Material supplied:
+--

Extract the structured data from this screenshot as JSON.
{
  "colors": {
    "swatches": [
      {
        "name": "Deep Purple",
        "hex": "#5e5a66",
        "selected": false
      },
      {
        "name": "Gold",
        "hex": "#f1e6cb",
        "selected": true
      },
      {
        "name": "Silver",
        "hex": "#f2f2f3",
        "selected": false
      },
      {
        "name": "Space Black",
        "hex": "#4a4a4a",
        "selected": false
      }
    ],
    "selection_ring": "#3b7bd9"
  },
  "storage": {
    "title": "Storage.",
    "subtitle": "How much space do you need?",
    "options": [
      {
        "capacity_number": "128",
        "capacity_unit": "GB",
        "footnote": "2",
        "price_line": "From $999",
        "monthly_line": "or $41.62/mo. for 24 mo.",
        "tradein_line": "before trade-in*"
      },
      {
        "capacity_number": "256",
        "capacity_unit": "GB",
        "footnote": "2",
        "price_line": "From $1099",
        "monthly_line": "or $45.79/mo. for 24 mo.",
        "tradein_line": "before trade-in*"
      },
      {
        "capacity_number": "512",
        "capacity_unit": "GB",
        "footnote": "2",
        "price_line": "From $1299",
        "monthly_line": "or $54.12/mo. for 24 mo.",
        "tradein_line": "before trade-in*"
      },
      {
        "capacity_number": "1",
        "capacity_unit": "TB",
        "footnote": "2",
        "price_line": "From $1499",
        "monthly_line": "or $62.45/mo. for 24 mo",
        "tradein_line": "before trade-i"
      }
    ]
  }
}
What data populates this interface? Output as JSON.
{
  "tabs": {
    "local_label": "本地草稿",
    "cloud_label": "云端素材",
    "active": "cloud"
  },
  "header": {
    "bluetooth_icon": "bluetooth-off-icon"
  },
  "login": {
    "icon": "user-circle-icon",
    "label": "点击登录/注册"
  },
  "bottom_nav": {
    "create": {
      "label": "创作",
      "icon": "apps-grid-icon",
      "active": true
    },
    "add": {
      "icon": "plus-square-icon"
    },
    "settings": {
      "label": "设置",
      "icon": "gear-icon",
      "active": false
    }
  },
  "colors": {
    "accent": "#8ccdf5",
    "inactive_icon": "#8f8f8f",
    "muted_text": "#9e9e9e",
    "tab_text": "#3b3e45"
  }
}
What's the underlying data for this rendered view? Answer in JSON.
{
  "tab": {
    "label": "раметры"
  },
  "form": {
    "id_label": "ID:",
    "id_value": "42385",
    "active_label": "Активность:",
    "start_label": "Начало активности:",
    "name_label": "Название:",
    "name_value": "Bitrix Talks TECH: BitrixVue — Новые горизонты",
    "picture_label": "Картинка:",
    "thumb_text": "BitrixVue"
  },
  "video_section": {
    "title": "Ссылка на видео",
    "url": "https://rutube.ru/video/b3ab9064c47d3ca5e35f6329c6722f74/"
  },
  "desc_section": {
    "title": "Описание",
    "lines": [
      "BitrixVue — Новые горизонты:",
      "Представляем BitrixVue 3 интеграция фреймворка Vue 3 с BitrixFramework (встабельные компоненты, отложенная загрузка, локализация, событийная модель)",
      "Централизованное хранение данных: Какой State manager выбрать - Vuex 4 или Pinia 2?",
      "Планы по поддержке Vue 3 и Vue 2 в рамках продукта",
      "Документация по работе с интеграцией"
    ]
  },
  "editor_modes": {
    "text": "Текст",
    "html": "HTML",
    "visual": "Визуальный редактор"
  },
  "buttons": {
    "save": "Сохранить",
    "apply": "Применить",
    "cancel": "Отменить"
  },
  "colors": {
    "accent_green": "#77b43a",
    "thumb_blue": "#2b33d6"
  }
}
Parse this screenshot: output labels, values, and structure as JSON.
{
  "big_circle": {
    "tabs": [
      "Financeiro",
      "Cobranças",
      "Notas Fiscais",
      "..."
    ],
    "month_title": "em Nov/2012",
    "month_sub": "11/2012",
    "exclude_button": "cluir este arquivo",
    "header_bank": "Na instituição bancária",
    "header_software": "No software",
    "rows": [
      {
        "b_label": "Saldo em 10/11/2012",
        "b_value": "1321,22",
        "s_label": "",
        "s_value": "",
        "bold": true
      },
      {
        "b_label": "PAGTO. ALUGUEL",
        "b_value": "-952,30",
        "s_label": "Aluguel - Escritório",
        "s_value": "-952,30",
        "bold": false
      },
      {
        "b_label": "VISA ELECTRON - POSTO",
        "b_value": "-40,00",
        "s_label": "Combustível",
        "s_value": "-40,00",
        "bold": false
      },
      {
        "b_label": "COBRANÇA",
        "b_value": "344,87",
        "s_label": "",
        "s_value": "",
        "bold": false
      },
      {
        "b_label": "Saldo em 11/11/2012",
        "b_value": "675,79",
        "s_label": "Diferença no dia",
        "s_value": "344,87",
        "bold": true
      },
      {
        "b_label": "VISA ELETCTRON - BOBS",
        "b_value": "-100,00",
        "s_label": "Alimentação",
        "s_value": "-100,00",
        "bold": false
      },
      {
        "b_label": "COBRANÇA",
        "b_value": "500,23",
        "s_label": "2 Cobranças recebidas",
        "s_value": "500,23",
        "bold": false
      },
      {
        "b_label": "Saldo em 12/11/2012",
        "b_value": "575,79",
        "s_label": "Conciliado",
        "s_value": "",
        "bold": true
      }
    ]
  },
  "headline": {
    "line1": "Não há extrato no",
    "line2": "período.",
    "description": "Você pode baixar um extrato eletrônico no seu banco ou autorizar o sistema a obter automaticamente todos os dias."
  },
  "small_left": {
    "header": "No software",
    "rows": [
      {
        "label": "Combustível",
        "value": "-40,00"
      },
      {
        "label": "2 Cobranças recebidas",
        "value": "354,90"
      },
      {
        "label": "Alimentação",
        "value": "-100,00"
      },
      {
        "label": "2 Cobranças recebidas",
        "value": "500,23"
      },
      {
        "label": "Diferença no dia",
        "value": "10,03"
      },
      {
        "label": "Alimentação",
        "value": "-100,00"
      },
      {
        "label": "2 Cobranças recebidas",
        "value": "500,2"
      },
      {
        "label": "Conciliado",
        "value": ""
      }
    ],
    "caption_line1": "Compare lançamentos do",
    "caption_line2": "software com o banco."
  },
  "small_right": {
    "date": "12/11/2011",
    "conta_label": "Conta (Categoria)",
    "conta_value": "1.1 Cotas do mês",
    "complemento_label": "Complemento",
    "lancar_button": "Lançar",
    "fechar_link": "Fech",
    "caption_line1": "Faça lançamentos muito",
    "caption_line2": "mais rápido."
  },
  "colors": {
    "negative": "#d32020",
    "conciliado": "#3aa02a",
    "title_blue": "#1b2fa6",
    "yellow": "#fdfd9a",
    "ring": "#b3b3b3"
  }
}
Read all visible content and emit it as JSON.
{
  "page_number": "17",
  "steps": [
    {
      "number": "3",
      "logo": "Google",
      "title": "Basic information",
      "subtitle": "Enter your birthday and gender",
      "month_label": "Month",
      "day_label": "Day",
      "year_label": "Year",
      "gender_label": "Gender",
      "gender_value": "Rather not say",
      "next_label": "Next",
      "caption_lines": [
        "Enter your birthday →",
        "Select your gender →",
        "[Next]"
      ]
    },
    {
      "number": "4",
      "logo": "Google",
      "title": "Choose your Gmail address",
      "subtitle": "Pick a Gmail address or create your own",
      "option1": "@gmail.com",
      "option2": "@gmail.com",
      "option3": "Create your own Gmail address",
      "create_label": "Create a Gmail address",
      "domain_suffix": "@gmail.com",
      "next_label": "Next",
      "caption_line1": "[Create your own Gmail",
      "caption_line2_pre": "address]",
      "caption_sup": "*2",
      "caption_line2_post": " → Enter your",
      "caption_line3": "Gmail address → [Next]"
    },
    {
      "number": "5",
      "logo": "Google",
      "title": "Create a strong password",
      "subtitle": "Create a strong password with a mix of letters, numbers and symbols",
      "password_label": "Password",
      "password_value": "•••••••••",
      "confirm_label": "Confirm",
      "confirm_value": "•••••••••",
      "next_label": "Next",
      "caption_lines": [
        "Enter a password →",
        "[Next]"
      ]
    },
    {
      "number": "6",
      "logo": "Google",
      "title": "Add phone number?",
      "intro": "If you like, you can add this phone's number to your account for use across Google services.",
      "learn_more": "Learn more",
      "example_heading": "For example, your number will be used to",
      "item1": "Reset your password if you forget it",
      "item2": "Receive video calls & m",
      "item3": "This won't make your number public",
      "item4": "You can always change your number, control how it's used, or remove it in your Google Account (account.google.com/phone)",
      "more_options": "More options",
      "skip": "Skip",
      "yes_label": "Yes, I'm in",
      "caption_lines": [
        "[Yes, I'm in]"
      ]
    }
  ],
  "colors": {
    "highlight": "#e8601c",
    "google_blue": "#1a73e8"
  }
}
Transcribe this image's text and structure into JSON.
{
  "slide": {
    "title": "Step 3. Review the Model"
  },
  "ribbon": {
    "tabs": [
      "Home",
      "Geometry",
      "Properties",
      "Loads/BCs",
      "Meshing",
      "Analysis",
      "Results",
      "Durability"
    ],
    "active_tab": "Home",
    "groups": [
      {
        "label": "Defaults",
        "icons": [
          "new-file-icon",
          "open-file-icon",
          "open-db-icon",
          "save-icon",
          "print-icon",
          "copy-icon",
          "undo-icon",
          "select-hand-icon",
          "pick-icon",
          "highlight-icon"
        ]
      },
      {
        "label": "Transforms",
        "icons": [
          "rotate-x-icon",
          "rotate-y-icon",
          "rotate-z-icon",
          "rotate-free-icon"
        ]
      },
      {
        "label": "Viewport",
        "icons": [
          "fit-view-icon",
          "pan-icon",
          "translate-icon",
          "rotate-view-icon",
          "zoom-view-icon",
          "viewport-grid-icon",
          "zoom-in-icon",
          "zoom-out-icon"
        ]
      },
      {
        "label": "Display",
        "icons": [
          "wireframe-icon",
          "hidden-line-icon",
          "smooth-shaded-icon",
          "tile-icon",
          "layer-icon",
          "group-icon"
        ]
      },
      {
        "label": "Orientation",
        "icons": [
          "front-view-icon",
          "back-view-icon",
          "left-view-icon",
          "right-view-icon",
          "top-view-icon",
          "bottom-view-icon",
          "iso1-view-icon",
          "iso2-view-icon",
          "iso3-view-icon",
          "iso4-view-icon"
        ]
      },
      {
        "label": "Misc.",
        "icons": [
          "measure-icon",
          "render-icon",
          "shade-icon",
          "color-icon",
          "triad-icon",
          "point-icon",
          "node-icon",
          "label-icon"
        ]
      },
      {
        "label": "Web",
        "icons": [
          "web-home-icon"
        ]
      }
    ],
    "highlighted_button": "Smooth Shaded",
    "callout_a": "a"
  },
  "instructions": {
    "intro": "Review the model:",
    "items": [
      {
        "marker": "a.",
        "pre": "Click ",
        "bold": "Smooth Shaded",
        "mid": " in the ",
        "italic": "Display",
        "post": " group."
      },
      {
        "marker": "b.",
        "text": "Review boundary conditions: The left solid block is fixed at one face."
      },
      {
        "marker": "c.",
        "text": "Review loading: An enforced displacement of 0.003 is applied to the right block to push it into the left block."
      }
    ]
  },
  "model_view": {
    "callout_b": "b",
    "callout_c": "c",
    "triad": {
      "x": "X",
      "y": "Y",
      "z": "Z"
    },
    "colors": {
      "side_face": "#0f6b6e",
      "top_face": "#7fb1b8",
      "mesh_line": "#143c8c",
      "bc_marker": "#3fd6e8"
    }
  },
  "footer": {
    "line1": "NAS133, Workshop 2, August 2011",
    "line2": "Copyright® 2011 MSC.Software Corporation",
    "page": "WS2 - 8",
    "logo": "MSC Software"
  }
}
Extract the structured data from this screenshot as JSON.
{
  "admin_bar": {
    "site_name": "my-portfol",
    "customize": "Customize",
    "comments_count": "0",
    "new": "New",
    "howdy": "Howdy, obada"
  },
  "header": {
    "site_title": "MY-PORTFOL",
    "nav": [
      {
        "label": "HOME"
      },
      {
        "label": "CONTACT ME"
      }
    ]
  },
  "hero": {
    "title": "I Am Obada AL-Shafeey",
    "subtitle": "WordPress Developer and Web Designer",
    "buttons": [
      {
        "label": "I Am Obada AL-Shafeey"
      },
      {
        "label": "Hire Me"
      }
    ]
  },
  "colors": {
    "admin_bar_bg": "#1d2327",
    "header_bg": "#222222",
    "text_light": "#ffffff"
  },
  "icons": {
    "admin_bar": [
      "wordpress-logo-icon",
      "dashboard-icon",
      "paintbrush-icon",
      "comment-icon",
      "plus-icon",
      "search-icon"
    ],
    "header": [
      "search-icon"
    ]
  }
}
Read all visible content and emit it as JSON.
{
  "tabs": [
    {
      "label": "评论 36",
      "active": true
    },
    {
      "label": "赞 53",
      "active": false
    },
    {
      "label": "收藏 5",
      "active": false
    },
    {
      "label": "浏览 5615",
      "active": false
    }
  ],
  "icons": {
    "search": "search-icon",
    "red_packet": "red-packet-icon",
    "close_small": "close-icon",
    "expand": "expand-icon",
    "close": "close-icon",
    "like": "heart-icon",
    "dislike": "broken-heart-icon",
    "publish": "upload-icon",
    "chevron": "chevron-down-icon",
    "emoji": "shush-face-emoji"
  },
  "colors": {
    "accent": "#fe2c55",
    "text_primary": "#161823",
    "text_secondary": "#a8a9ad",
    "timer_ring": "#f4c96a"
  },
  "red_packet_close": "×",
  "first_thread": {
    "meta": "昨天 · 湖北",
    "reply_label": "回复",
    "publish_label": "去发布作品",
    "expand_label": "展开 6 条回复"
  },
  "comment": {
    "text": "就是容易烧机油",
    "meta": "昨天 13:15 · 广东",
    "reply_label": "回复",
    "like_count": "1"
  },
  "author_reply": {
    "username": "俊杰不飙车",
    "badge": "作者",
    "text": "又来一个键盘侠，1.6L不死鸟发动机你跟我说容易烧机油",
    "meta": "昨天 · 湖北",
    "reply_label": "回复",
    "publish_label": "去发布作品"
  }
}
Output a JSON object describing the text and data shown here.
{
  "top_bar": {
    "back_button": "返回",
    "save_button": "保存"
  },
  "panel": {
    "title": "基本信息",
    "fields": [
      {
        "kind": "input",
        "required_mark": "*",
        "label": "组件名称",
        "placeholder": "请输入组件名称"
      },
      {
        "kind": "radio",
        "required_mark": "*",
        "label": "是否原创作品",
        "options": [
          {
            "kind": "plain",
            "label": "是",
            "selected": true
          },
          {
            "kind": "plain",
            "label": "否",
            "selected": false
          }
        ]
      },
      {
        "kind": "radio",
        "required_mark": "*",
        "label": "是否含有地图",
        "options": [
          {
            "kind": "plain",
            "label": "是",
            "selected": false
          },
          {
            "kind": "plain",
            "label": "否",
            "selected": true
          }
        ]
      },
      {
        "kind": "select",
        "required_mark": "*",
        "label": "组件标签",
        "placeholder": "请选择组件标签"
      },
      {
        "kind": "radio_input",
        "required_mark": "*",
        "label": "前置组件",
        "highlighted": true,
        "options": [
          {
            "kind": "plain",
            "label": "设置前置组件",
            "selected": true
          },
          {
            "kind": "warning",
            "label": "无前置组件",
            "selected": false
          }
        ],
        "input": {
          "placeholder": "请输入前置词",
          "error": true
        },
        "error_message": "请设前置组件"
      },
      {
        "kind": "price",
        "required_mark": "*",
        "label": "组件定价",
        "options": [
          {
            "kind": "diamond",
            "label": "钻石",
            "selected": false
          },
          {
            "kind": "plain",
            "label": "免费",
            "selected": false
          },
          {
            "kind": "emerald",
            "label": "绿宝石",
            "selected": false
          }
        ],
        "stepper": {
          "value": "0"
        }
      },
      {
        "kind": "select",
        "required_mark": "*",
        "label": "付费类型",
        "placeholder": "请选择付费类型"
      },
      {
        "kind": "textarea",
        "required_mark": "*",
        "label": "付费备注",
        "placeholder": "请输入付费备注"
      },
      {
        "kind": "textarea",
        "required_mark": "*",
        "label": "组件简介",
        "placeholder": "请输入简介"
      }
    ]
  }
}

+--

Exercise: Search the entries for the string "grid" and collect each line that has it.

Task solution:
      "icon": "apps-grid-icon",
          "viewport-grid-icon",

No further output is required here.